(Data records for software interfaces)
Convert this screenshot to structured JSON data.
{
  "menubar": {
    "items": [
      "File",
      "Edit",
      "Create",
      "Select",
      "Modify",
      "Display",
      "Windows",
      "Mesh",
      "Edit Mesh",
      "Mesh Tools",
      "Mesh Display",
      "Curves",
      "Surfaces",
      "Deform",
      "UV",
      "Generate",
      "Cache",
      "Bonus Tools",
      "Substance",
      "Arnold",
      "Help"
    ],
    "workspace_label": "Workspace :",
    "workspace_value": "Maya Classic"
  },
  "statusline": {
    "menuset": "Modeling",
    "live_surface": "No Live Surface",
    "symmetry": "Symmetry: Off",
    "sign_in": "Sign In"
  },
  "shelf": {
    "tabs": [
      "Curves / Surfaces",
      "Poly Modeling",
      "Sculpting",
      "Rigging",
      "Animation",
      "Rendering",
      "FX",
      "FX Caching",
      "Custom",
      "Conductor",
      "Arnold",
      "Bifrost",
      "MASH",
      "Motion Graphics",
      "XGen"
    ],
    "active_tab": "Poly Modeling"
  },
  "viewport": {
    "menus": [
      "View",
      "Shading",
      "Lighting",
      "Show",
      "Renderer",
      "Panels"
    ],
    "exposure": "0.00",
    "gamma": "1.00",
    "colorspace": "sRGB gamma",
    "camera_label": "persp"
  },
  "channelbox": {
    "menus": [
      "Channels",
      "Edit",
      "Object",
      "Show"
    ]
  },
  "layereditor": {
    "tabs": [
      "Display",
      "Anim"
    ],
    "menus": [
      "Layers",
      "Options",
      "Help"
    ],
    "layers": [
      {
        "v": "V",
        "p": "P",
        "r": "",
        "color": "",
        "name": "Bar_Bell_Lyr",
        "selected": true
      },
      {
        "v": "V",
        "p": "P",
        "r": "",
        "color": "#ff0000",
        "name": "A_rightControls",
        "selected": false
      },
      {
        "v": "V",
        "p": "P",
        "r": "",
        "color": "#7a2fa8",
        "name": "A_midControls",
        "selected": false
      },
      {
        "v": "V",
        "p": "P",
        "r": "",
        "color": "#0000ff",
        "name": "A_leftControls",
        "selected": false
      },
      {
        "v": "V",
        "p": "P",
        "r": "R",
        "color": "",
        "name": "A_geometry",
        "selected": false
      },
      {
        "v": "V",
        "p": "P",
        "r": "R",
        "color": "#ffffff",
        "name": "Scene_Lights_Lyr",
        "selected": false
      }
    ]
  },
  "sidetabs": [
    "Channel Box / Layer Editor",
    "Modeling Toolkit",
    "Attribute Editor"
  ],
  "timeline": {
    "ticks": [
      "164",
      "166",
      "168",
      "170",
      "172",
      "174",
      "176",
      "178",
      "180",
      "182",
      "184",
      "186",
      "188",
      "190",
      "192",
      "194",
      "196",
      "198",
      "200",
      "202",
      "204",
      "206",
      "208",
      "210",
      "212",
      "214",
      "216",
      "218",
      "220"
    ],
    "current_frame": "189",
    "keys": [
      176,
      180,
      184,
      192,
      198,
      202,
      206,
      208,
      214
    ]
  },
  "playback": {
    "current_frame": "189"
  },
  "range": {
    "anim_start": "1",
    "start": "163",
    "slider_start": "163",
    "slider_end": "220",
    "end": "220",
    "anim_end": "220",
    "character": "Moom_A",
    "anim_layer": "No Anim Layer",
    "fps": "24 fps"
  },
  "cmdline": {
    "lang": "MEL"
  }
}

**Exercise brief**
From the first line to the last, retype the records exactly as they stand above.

**The answer**
Convert this screenshot to structured JSON data.
{
  "menubar": {
    "items": [
      "File",
      "Edit",
      "Create",
      "Select",
      "Modify",
      "Display",
      "Windows",
      "Mesh",
      "Edit Mesh",
      "Mesh Tools",
      "Mesh Display",
      "Curves",
      "Surfaces",
      "Deform",
      "UV",
      "Generate",
      "Cache",
      "Bonus Tools",
      "Substance",
      "Arnold",
      "Help"
    ],
    "workspace_label": "Workspace :",
    "workspace_value": "Maya Classic"
  },
  "statusline": {
    "menuset": "Modeling",
    "live_surface": "No Live Surface",
    "symmetry": "Symmetry: Off",
    "sign_in": "Sign In"
  },
  "shelf": {
    "tabs": [
      "Curves / Surfaces",
      "Poly Modeling",
      "Sculpting",
      "Rigging",
      "Animation",
      "Rendering",
      "FX",
      "FX Caching",
      "Custom",
      "Conductor",
      "Arnold",
      "Bifrost",
      "MASH",
      "Motion Graphics",
      "XGen"
    ],
    "active_tab": "Poly Modeling"
  },
  "viewport": {
    "menus": [
      "View",
      "Shading",
      "Lighting",
      "Show",
      "Renderer",
      "Panels"
    ],
    "exposure": "0.00",
    "gamma": "1.00",
    "colorspace": "sRGB gamma",
    "camera_label": "persp"
  },
  "channelbox": {
    "menus": [
      "Channels",
      "Edit",
      "Object",
      "Show"
    ]
  },
  "layereditor": {
    "tabs": [
      "Display",
      "Anim"
    ],
    "menus": [
      "Layers",
      "Options",
      "Help"
    ],
    "layers": [
      {
        "v": "V",
        "p": "P",
        "r": "",
        "color": "",
        "name": "Bar_Bell_Lyr",
        "selected": true
      },
      {
        "v": "V",
        "p": "P",
        "r": "",
        "color": "#ff0000",
        "name": "A_rightControls",
        "selected": false
      },
      {
        "v": "V",
        "p": "P",
        "r": "",
        "color": "#7a2fa8",
        "name": "A_midControls",
        "selected": false
      },
      {
        "v": "V",
        "p": "P",
        "r": "",
        "color": "#0000ff",
        "name": "A_leftControls",
        "selected": false
      },
      {
        "v": "V",
        "p": "P",
        "r": "R",
        "color": "",
        "name": "A_geometry",
        "selected": false
      },
      {
        "v": "V",
        "p": "P",
        "r": "R",
        "color": "#ffffff",
        "name": "Scene_Lights_Lyr",
        "selected": false
      }
    ]
  },
  "sidetabs": [
    "Channel Box / Layer Editor",
    "Modeling Toolkit",
    "Attribute Editor"
  ],
  "timeline": {
    "ticks": [
      "164",
      "166",
      "168",
      "170",
      "172",
      "174",
      "176",
      "178",
      "180",
      "182",
      "184",
      "186",
      "188",
      "190",
      "192",
      "194",
      "196",
      "198",
      "200",
      "202",
      "204",
      "206",
      "208",
      "210",
      "212",
      "214",
      "216",
      "218",
      "220"
    ],
    "current_frame": "189",
    "keys": [
      176,
      180,
      184,
      192,
      198,
      202,
      206,
      208,
      214
    ]
  },
  "playback": {
    "current_frame": "189"
  },
  "range": {
    "anim_start": "1",
    "start": "163",
    "slider_start": "163",
    "slider_end": "220",
    "end": "220",
    "anim_end": "220",
    "character": "Moom_A",
    "anim_layer": "No Anim Layer",
    "fps": "24 fps"
  },
  "cmdline": {
    "lang": "MEL"
  }
}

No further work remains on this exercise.